*** Input records ***
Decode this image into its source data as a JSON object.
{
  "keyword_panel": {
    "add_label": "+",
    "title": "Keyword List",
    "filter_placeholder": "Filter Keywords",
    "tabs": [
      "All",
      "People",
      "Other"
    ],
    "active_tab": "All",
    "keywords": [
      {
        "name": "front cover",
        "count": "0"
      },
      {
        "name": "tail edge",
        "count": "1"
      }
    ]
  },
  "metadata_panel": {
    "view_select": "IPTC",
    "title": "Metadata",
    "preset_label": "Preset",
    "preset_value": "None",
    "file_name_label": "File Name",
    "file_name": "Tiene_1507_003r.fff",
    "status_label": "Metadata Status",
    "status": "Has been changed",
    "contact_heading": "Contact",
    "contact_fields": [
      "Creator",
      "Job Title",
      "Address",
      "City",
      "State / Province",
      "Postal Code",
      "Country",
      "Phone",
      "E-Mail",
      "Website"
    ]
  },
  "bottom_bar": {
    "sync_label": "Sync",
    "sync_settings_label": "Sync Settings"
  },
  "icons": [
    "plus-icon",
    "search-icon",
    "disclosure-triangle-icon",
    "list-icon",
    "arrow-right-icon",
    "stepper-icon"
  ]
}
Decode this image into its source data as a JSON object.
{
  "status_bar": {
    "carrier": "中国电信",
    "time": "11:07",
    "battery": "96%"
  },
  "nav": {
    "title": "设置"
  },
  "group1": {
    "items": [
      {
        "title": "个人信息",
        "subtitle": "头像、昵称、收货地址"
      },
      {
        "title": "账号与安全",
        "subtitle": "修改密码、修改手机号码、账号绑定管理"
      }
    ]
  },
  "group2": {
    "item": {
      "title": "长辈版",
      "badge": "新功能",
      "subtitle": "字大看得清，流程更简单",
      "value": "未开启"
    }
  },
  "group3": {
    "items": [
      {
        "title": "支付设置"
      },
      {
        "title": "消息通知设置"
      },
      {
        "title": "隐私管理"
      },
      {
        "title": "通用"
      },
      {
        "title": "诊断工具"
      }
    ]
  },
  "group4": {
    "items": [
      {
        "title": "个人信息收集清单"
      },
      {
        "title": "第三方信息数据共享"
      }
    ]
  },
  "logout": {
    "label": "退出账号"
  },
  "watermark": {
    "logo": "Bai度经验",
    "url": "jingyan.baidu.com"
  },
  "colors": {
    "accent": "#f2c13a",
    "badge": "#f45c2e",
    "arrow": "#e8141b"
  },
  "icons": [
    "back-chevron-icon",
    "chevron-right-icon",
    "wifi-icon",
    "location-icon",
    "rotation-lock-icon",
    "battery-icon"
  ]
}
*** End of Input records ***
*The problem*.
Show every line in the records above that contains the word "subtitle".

*Written answer*.
        "subtitle": "头像、昵称、收货地址"
        "subtitle": "修改密码、修改手机号码、账号绑定管理"
      "subtitle": "字大看得清，流程更简单",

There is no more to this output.